Barbara Civill: BPS students who participate in our Learn Through Dance program have the opportunity to be physically active during the school day, explore culture, and express creativity through dance. The fun involved in learning dance techniques, basic choreography, and partnering encourages positive engagement in school. Participants also learn active listening, team work, and respect for different cultures as they learn about the history of the Afro-Latin dance choreography they learn.
Kars4Kids: Can you give us an overview of your College Success program?
Barbara Civill: Our College Success Program supports students as they transition into, persist in, and ultimately finish college or another postsecondary training program through workshops and college success coaching. HSTF college coaches facilitate Spring and Summer Academy workshops for rising first-year students aimed at better preparing them for the opportunities and challenges of starting college. During these workshops, coaches cover topics like understanding debt and credit and work-school-life balance. Throughout the year, these primarily first generation college going students also meet with coaches for one-on-one coaching sessions, both during on-campus office hours at colleges where students attend and at HSTF. Students often seek support from their coach related to financial aid, choosing courses, and balancing school with work, as most of our students have to work while taking classes.
Kars4Kids: Can you tell us some true stories about some of the youth who have found themselves through Hyde Square Task Force?
Barbara Civill: Below is a letter written by a recent graduate about her experience at HSTF. Emely, who was part of JEA’s theatre team (ACT), is now a first-year student at Northeastern University. She wrote this letter in November as part of our end-of-year mailing to supporters of HSTF.
My name is Emely Mateo, former youth leader at Hyde Square Task Force (HSTF). I was part of Acción Community Theatre (ACT) where I had the opportunity to be a stage manager, an assistant director, and an actor. Just like most youth that join HSTF, I was very shy at first and always allowed others to dictate every decision I made. Little did I know that within me there was a very loud voice that simply needed encouragement. And that’s exactly what ACT did for me.
Through playwriting, improv games, and performances, I began to find my voice. It was tremendously loud. Not loud as in noisy, but loud as in whenever I spoke, those around me stopped to listen. Hyde Square Task Force taught me that if you want to do things in life that matter, and you want others to follow, you don’t have to be the loudest one in the room. A leader is one who is capable of connecting and guiding those around them.

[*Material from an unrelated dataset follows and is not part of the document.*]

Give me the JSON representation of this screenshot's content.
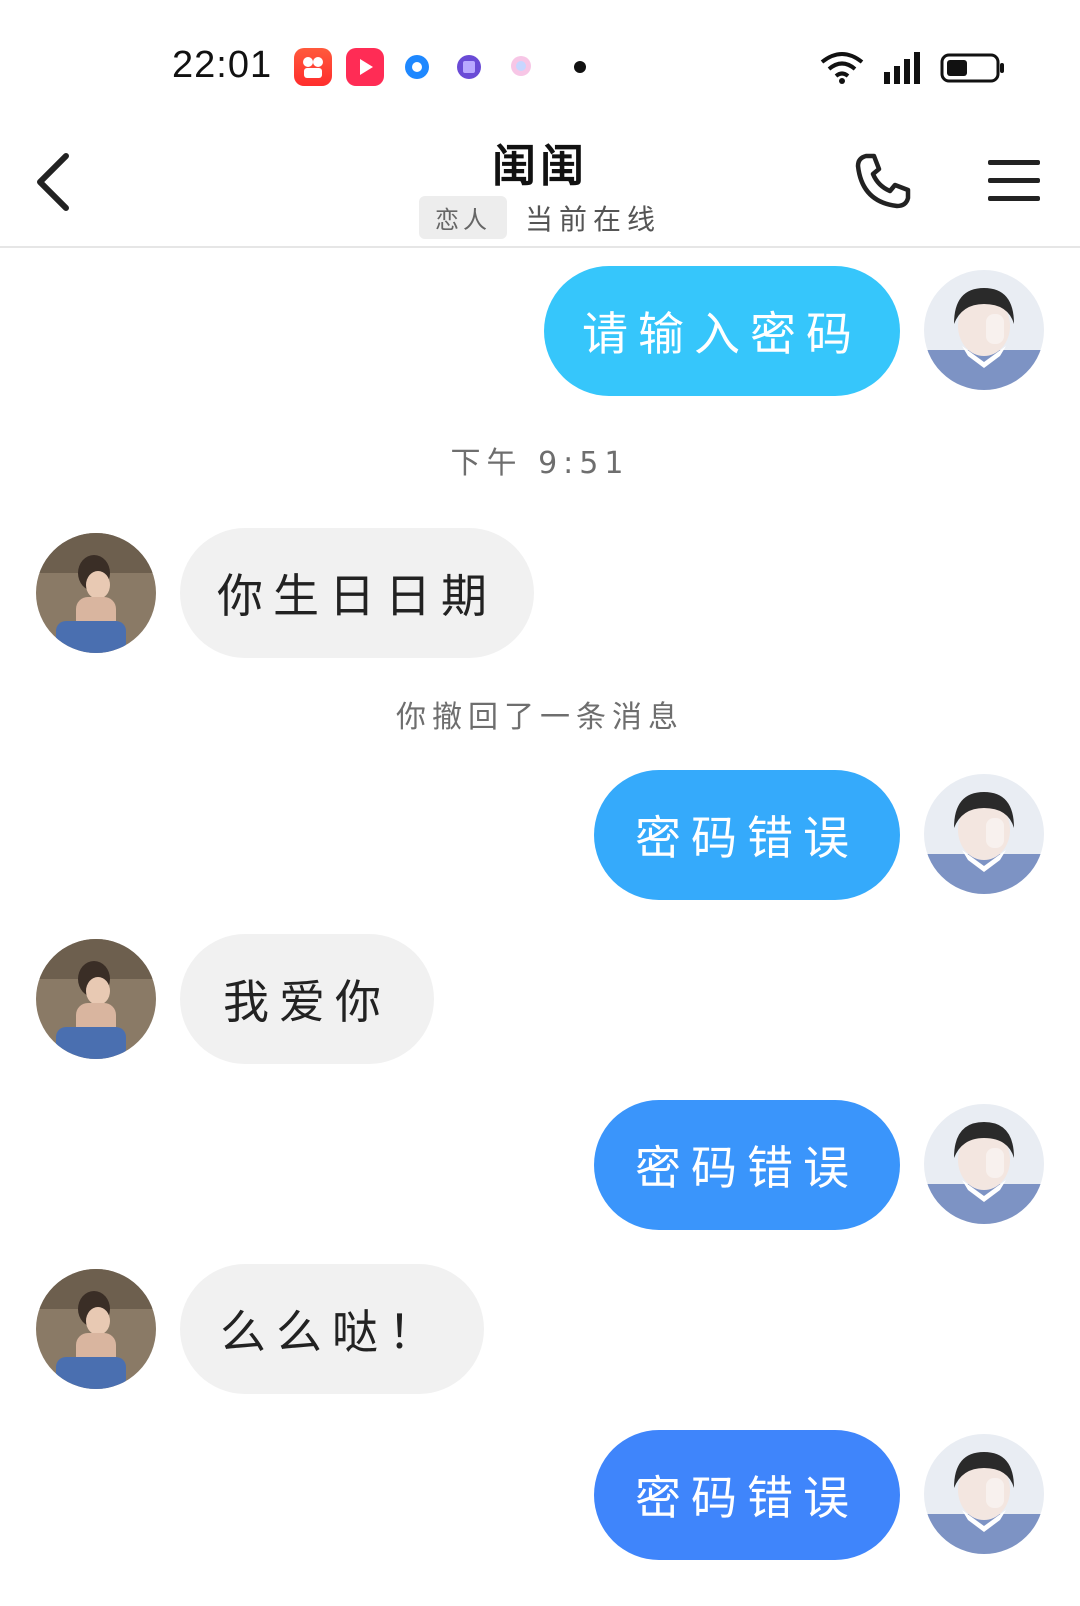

As an immigrant who had to leave plenty behind, I felt at home in the Latino community that surrounds HSTF. As I adapted, I began to value the culture and art of the community more than ever. HSTF made me become fully aware of what was happening in the community and gave me the opportunity to then in turn raise awareness with others. I’m more than proud to say that, in collaboration with my HSTF family, we used our artistic skills to try to make the world a better place.
I am grateful that I was given exposure to the real world through such a positive and optimistic lens. I wouldn’t have made it into Northeastern University if it wasn’t for the support I received at HSTF.
Kars4Kids: What’s next for Hyde Square Task Force?
Barbara Civill: We are at an exciting point in our history. We recently completed a four-year Strategic Plan and have set the ambitious goal to triple the number of youth enrolled in JEA by 2022. We know JEA works and look forward to seeing that impact grow over the next four years as we reach more youth, starting with an expansion to include youth in middle school. Historically, JEA has focused on high school and the expansion to younger youth will allow us to intervene earlier in their lives and support them through what can be a challenging transition from middle school to high school.